After 107 years educating Fulham children, last July saw the school gates at Peterborough Primary School close forever.
While pupils at the new fee-paying ecole for French speaking pupils - based at the Clancarty Road site - received a fanfare welcome by the Tory council to start term, memories of the demise of the popular state school are raw.
"It sounds silly but I still well-up when I pass by Peterborough," says Christine Ford, whose eight-year-old George was a pupil at the school. "It has been such an important part of my life and community. The closure has meant upheaval for George - he really misses it. I just hope it doesn't damage his schooling."
Like many who packed the playground for an emotional final day party, Christine was also a pupil at Peterborough. She is still baffled as to why a state primary was closed only to re-open as a private school.
And the questions have refused to go away. "Why is this borough promoting the opening of a private school for French pupils when that has nothing remotely to do with its role as a provider of free state education? It's bewildering," says Dennis Charman, secretary of the local National Union of Teachers branch.
Town Hall chiefs say the die was cast for Peterborough by dwindling enrolment numbers (143 pupils) which made it the least well subscribed of the borough's three community schools.
It compounded a sequence of poor results which saw the school struggle until the last academic year of its existence. "Accepted," says Mr Charman. "But thanks to a lot of hard work the school turned around and was about to report terrific year 11 SATs results. Pupil numbers were also up. At the very least this is a very curious engagement of local authority powers over the future of a school."
Four per cent of Hammersmith and Fulham's youngsters are French speakers, says the Tory council, justifying its lease of the building to the French government, which is paying for the school.
Until now, Fulham's French contingent, many from the diplomatic corps, was forced to travel across the borough boundary to the ecole in Cromwell Road in search of bilingual tuition.
But there's a pay-off for H&F too, says the council.
When the plans first surfaced in 2007 council leader Stephen Greenhalgh said there was "tremendous political will to partner the French government" in an initiative which would see a bi-lingual primary and secondary school in the borough."
The broader aim is to boost the language skills on offer in the borough in all schools, by drawing on the expertise of the ecole's staff.
Council blurb says teachers at the ecole will "assist local primary schools who are now required to teach a modern foreign language and offer local children bilingual places in the state system in the future".
The details of how this will be achieved are yet to be published but the council says an agreement is in place with French government to hammer out concrete plans.
There are also residual questions over why the council failed to squeeze the most from the asset of the school building - it agreed an annual lease of £200,000, £83,000 below market value according to a town hall legal adviser.
The council says the income will be poured into servicing debts.
Critics of the scheme are unmoved. "If I was to speculate I think this feels like an effort to gentrify the area with private schools for wealthy parents - who may be only in the borough temporarily.

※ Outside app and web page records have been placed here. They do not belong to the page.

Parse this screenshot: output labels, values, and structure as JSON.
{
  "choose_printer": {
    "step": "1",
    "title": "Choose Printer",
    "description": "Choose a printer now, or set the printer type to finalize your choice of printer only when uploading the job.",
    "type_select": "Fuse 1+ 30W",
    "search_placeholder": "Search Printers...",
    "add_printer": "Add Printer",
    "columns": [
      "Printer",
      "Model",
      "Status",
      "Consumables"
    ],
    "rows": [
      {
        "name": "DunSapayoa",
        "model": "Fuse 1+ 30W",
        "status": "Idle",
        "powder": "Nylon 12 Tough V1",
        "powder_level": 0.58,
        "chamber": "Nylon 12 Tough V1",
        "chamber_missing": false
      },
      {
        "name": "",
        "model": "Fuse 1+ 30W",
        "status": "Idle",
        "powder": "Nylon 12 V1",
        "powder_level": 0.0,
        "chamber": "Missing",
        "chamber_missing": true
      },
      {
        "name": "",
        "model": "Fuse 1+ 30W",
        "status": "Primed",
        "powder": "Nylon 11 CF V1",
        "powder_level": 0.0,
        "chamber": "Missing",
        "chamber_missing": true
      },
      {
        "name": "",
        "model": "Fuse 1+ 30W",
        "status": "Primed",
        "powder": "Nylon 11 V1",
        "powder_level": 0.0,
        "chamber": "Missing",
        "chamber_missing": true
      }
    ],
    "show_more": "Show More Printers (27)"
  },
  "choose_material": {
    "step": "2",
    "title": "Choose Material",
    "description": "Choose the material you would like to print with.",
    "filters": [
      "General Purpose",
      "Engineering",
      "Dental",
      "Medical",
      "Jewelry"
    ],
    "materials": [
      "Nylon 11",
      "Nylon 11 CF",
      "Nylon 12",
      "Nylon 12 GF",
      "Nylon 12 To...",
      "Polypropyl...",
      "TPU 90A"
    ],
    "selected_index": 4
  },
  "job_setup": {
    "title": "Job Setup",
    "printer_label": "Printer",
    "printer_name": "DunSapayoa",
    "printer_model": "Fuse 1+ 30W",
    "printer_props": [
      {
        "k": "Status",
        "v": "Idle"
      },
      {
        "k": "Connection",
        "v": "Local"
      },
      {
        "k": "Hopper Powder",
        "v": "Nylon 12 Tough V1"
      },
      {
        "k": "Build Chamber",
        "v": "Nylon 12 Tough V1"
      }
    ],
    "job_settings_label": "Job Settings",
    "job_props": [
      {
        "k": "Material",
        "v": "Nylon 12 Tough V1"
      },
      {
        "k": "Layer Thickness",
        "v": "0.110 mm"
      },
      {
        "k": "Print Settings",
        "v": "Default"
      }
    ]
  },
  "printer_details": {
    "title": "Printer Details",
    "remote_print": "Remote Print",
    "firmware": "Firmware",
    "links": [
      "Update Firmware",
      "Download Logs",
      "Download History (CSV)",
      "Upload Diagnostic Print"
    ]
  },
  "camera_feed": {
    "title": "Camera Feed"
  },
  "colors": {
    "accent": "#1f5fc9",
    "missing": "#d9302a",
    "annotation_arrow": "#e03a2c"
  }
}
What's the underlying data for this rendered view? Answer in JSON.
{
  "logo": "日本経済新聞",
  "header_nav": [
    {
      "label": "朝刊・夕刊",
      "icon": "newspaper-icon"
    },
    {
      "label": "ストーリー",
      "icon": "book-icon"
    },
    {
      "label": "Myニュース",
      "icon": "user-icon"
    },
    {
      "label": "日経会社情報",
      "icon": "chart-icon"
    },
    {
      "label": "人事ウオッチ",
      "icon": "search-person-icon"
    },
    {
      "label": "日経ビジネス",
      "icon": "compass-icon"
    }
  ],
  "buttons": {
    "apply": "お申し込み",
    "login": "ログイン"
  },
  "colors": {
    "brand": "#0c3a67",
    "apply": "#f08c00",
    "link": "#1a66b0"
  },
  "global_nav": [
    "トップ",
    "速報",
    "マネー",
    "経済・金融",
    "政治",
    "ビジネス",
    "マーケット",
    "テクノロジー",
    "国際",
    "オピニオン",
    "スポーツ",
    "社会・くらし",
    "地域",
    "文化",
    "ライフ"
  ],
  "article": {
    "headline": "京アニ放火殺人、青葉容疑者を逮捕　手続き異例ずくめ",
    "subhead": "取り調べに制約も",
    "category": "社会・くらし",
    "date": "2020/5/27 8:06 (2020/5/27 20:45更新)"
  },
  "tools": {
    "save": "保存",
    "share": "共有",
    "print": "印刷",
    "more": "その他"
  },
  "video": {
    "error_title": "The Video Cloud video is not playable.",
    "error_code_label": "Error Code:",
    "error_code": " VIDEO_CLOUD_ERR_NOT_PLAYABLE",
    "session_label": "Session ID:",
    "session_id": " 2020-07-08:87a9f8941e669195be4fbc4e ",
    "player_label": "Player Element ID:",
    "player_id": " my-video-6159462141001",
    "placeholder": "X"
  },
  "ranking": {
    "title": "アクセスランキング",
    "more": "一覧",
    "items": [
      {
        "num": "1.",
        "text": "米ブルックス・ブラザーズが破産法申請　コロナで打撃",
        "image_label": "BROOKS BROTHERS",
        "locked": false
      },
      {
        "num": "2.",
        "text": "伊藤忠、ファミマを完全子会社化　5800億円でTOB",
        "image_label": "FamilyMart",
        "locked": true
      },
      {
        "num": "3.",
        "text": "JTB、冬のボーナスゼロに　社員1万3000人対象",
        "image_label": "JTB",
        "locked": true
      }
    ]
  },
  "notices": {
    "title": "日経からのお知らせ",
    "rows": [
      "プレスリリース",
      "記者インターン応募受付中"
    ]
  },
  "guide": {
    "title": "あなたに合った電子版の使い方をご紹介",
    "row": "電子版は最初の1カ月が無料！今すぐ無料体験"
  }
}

We have no idea what benefits will come to
Fulham's state schools," says the NUT's Mr Charman.
The man responsible for dissolving the school was Cllr Anthony Lillis, cabinet member for community and children's services.
He insists the decision was taken because of low pupil numbers, turning a vacant building into another school which "will benefit the people of Hammersmith & Fulham in the long run".
But his words will not wash with many parents who faced a frantic race to find new places for their children. "It's upsetting for everyone who loved Peterborough," says Christine Ford. "But it also makes me angry. Why did we have to take our kids out so the council could put French-speaking kids in? It's as if they don't want us in the area."